Apartments are the most popular housing option among Koreans. As urban development and cost of living have skyrocketed over the years, most Koreans have taken up apartments as their residential option of choice. Apartments are also preferred by most residents of Korea due to convenience. Nearly all complexes have facilities nearby such as a supermarket, district office, post office, schools and easy access to public transportation. Basic utilities such as water, gas and heating are well-established. Drawbacks to living in apartments include lack of privacy and distracting levels of noise.
Price Range (Prices vary depending on location and the quality of the apartment complex.) The official unit of area for housing or office spaces in Korea is the squaremeter. But customarily, the unit ‘pyeong’ is still used as well. One ‘pyeong’ is equivalent to approximately 3.3 square meters. An average small-sized apartment is approximately 81 squaremeters and the purchasing price ranges from
US$165,500~250,000. Depending on locations some apartments of the same size (81 m2) can cost US$ 350,000~500,000. Mid-sized apartments measuring 119m2 average US$ 900,000 ~ 1.1 million Large-sized apartmentsmeasuring 168m2 will set you back US$1.3 ~ 1.6million. When choosing to live in an apartment complex you must consider some inconvenient factors.First of all, the units are somewhat smaller than what one might be accustomed to abroad. Since the units are tightly-packed into each complex, lack of privacy is a concern. Looking for a parking space after work can be daunting as most complexes do not designate parking spots to each unit.
Single Private house
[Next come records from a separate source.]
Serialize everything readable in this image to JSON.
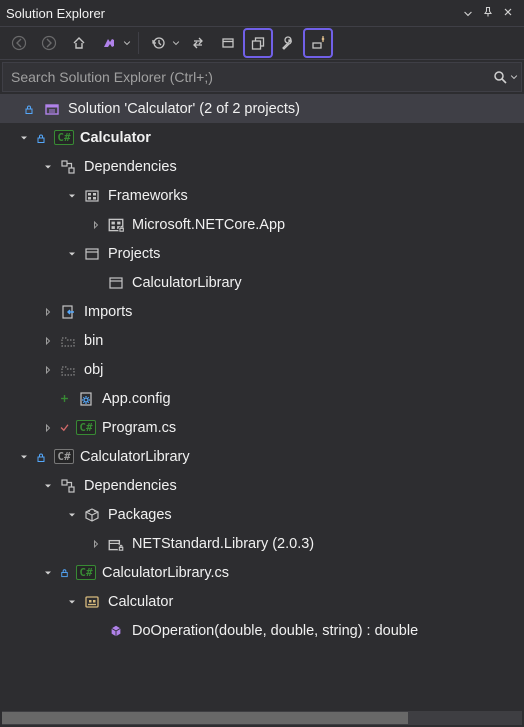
{
  "panel": {
    "title": "Solution Explorer"
  },
  "search": {
    "placeholder": "Search Solution Explorer (Ctrl+;)"
  },
  "tree": {
    "solution": "Solution 'Calculator' (2 of 2 projects)",
    "n0": "Calculator",
    "n1": "Dependencies",
    "n2": "Frameworks",
    "n3": "Microsoft.NETCore.App",
    "n4": "Projects",
    "n5": "CalculatorLibrary",
    "n6": "Imports",
    "n7": "bin",
    "n8": "obj",
    "n9": "App.config",
    "n10": "Program.cs",
    "n11": "CalculatorLibrary",
    "n12": "Dependencies",
    "n13": "Packages",
    "n14": "NETStandard.Library (2.0.3)",
    "n15": "CalculatorLibrary.cs",
    "n16": "Calculator",
    "n17": "DoOperation(double, double, string) : double"
  }
}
As a stand-alone structure on its own lot, these houses are usually two stories high and include a garden or a yard. Residential houses are becoming harder to find in urban settings in Korea. These houses are easier to locate in old Seoul, north of the river. Private houses for foreigners can be commonly seen in Itaewon, Ichon-dong and Pyeongchang-dong.
Studio/ One room
Studio apartments in buildings four to five stories high are often referred to as “one room” or villa. Much like officetels, these affordable rooms are popular with students and young working-class Seoulites. Before deciding on a studio or a one room as the residence of your choice, remember to look out for a few things. An average unit measures 27 m2 and contains basic furnishings. It is important to note that since these buildings are privately owned and in close proximity to other residential and business buildings, lack of sunlight and poor ventilation is a drawback. One room units are a cost-saving alternative to officetels.
Serviced residences are furnished apartment buildings with hotel-like service for both short and long-term visitors in Seoul. They have all the necessities of a modern apartment including an indoor swimming pool, exercise room and amenities within each unit. These units are usually two to three times bigger than your average hotel room and usually includes kitchens. Furthermore, hotel-like services are at your disposal including room service, limousine service and valet parking among others. Visitors may prefer a serviced residence as opposed to hotels because of its affordability. For thosewho do not want to trouble themselves with unfamiliar rental systems in Korea, serviced residences and themonthly rates they
offermay be the housing option of your choice. These residences are also convenient since they are near public transportation systems and in close proximity to numerous tourist attractions.
Officetels are high rise buildings with both residential and office units available and are quite popular with single working-class Seoulites and students. The preferred short-term housing solution of most, contracts range from a year to two years. Officetels were introduced with the purpose of providing the ultimate convenience by providing office space within a residential building for the working class. If you don’t plan on staying in Korea on a long-term basis, officetels are convenient since they come fully furnished. Officetel tenants are responsible for the monthly maintenance fee and additional utilities fee.
Hanok or traditional Korean homes can be seen in the old part of Seoul or more specifically north of the Han River. Bukchon Hanok Village is one area with well preserved traditional homes. Traditional Korean homes were constructed in relation to the surroundings. Proper positioning of the house in relation to its surroundings was considered very important. The interior of the house was planned just as carefully. The ondol or heated floors kept the house warm during the frigid cold winter months while the wide front porch kept it cool during the scorching hot summer months. It is interesting to note many remodeled traditional homes are appearing in the city. These remodeled homes have various modern amenities to go along with the beauty of traditional architecture.